**TASK:** Take each line of the data that contains the string "What" and copy it.

[Dataset rows for apps and sites]

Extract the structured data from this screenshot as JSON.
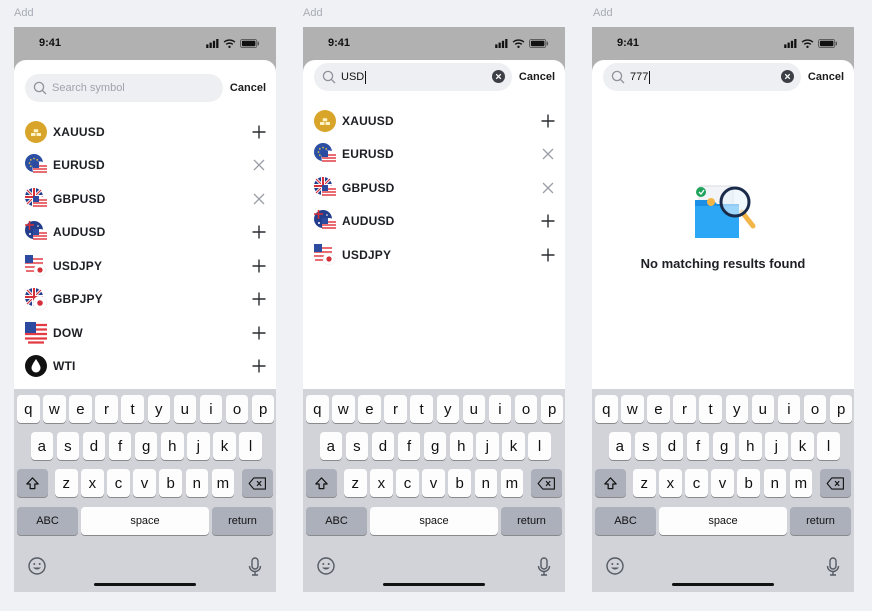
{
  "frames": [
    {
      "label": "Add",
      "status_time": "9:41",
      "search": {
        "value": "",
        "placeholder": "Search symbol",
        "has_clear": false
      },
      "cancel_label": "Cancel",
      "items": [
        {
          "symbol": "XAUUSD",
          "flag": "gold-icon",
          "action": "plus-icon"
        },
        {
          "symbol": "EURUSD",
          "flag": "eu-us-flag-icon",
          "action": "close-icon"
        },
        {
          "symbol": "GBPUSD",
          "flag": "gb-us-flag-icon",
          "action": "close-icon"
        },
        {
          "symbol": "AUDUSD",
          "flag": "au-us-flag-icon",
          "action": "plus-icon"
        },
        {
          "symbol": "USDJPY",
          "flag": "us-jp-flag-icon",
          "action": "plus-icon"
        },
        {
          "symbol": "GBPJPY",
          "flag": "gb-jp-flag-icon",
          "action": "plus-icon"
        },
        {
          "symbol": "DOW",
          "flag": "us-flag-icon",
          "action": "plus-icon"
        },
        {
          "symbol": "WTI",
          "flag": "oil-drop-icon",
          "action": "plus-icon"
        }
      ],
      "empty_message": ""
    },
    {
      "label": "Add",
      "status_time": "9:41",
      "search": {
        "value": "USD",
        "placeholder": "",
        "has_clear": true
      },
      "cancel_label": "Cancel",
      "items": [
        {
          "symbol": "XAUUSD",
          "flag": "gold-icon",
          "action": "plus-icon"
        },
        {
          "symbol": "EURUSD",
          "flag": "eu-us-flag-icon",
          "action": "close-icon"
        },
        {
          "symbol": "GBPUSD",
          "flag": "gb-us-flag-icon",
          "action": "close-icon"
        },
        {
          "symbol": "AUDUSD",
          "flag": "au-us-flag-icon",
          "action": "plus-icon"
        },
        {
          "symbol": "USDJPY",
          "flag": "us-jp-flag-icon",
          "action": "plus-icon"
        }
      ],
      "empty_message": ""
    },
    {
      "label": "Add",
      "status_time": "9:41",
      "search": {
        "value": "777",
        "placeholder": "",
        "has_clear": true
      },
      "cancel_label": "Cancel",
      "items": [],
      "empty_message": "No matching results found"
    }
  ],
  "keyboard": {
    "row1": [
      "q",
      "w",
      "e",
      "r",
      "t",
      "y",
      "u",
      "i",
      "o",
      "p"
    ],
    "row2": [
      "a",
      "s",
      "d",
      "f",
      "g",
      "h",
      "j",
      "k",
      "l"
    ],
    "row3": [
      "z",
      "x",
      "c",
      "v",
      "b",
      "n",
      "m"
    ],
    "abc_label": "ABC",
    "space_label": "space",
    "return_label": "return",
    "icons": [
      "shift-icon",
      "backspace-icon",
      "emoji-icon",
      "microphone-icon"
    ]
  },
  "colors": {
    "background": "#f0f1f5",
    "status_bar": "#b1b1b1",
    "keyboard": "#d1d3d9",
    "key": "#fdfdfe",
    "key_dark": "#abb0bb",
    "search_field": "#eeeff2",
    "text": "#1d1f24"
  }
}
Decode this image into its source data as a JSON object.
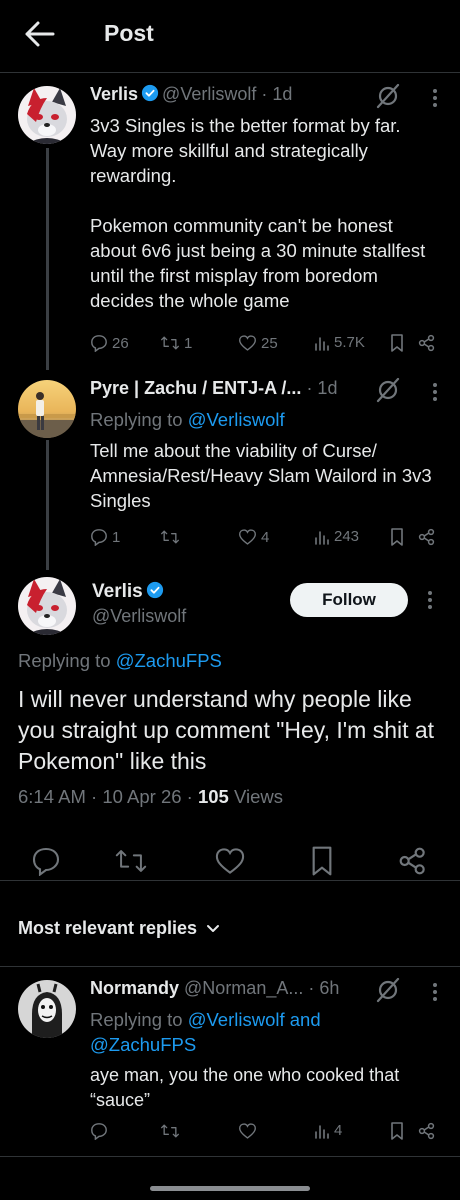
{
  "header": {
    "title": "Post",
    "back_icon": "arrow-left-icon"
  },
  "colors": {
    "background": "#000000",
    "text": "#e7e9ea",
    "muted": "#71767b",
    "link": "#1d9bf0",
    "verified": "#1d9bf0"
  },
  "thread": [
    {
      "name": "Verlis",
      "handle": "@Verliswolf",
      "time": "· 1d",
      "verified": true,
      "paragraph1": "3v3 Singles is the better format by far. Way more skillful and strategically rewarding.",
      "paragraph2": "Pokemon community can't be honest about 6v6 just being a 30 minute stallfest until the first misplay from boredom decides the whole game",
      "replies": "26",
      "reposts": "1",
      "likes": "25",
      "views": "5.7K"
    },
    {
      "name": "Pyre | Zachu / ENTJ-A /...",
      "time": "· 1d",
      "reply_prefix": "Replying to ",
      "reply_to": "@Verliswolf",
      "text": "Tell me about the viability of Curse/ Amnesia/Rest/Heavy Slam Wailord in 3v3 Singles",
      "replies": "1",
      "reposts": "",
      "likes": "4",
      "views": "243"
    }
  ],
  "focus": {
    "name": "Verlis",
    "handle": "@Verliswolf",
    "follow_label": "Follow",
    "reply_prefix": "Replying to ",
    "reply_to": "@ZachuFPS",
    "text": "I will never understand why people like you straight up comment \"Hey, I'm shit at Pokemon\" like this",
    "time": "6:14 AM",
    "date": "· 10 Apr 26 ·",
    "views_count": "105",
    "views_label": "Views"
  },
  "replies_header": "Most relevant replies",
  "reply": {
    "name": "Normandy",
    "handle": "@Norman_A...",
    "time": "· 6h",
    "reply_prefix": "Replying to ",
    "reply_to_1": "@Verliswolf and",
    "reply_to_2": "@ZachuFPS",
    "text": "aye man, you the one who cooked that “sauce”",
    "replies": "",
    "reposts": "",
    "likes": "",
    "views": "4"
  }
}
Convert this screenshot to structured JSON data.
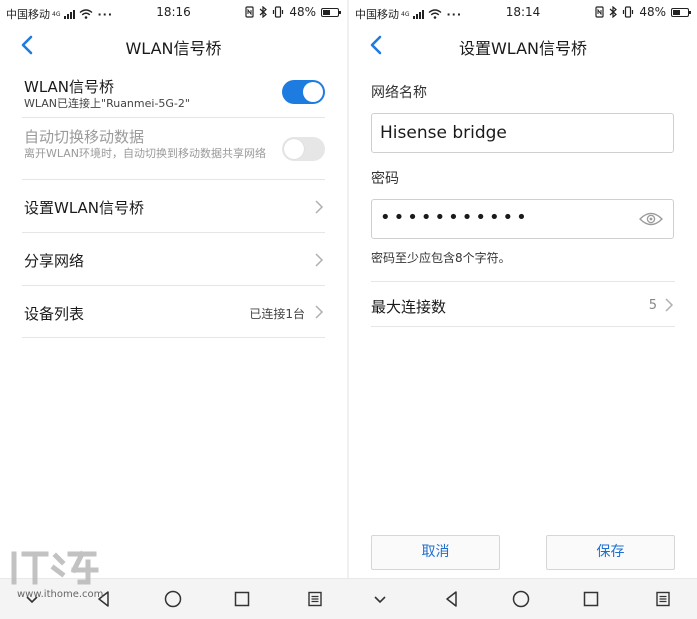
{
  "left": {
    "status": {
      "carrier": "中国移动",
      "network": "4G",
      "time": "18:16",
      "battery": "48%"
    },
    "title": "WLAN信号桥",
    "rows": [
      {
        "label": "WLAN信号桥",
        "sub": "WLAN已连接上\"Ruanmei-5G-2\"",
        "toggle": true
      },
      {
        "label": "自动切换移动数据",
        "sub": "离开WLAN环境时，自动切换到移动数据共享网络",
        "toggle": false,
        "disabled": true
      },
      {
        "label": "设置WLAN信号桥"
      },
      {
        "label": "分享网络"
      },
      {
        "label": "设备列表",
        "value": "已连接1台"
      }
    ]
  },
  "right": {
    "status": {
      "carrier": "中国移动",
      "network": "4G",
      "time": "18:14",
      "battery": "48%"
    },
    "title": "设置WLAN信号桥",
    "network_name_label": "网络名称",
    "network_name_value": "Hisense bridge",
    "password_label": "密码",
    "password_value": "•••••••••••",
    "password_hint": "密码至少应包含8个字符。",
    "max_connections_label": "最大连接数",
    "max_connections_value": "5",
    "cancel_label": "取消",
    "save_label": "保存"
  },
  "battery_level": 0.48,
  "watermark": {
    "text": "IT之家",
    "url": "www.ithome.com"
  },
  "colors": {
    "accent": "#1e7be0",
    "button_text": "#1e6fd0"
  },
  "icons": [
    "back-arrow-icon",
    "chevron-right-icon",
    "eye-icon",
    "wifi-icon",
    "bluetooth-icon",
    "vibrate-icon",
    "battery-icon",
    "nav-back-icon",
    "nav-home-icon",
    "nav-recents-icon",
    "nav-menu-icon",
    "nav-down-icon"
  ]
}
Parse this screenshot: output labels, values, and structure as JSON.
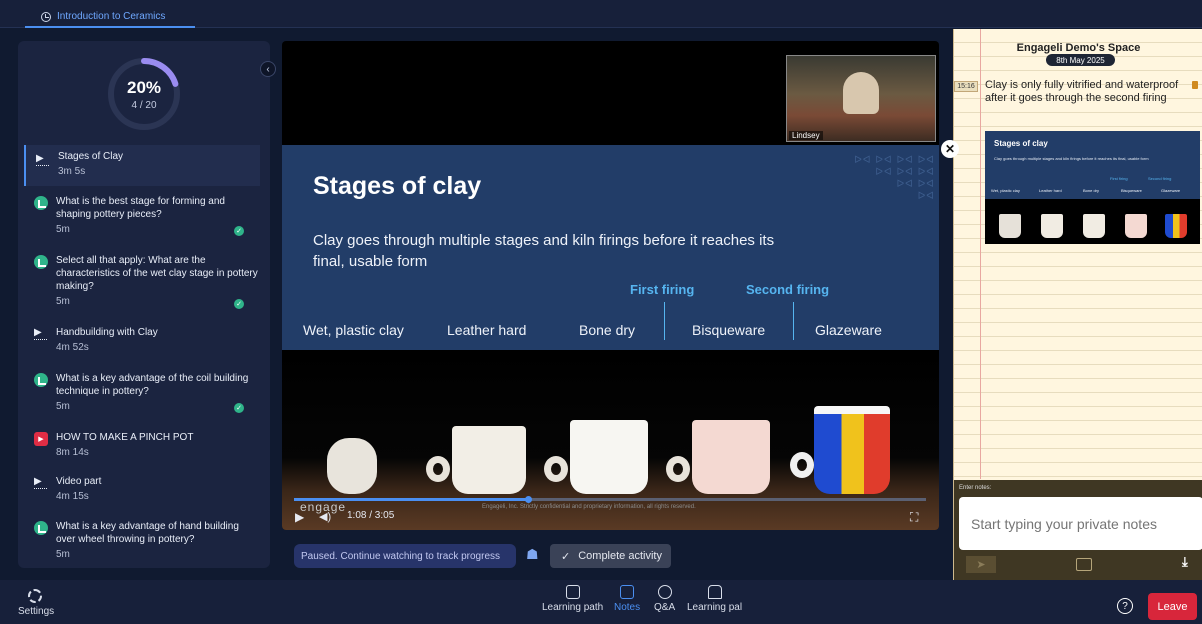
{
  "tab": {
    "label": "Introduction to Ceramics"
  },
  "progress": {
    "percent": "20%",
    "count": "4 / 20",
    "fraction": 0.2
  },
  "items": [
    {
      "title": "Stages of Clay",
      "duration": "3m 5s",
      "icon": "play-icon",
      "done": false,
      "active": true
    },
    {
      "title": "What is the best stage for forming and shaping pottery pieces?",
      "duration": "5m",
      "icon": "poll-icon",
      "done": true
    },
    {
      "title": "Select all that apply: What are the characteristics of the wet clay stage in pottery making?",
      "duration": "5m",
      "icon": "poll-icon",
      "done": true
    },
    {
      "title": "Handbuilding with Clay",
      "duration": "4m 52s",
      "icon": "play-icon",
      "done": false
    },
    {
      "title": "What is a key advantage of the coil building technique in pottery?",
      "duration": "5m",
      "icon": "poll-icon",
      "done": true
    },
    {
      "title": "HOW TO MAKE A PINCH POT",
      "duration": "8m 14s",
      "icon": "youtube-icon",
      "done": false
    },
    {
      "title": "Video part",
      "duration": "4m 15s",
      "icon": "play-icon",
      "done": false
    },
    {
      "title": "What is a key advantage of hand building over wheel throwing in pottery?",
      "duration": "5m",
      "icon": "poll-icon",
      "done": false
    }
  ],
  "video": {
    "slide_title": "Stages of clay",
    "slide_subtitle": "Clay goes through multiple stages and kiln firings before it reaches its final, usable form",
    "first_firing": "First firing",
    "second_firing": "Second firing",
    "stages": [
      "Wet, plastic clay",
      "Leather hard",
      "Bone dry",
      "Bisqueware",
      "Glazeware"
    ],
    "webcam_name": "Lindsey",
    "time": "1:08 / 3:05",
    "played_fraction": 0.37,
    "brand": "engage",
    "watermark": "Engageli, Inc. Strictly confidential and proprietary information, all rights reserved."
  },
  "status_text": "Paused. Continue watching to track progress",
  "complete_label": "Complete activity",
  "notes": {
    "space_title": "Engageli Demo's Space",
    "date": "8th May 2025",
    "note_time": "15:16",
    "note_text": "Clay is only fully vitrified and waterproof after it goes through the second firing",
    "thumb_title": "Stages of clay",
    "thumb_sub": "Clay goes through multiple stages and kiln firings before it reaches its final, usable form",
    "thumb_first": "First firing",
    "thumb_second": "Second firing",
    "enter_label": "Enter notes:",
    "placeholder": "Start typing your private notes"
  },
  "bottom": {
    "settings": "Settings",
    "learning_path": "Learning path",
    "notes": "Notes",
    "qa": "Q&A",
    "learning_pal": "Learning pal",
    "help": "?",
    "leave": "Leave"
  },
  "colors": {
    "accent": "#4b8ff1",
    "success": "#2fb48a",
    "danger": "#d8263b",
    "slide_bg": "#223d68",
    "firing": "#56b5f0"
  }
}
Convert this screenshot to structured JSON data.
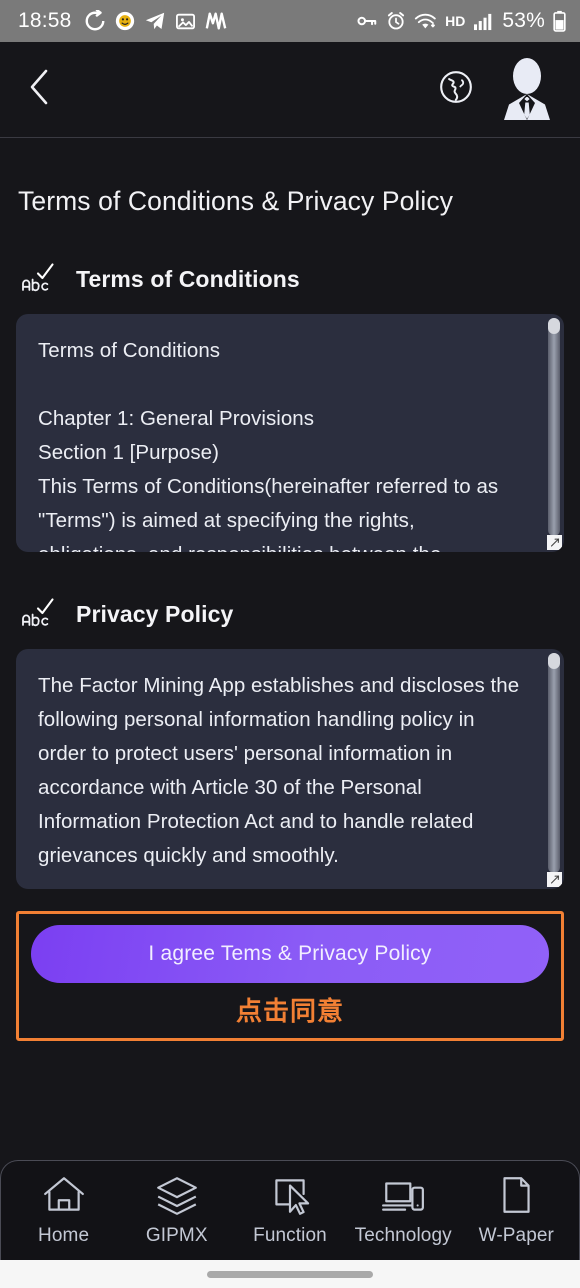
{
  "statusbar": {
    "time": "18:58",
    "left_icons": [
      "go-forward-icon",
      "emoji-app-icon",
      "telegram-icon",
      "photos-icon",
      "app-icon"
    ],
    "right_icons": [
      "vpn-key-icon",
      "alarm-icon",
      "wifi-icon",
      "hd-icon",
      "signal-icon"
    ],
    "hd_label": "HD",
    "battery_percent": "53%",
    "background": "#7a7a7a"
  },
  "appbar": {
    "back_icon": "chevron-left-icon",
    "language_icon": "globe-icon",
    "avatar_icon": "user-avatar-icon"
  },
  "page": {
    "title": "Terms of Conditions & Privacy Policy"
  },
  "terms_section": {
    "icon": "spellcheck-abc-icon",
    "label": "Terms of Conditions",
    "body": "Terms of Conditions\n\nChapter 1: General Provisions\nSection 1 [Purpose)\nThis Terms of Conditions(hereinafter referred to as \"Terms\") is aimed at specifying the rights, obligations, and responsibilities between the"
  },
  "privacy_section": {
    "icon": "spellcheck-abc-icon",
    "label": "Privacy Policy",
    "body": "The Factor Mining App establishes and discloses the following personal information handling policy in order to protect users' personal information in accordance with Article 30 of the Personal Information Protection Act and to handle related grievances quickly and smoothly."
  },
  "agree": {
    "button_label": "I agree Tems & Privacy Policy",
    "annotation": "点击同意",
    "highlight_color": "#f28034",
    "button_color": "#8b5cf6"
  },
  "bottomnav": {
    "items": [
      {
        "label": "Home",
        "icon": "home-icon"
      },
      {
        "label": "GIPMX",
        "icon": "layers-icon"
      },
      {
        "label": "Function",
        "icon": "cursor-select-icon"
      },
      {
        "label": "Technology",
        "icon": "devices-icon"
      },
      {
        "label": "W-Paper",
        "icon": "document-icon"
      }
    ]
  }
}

**RESPONSE TO THIS EXERCISE:**
      "title": "What is the best stage for forming and shaping pottery pieces?",
      "title": "Select all that apply: What are the characteristics of the wet clay stage in pottery making?",
      "title": "What is a key advantage of the coil building technique in pottery?",
      "title": "What is a key advantage of hand building over wheel throwing in pottery?",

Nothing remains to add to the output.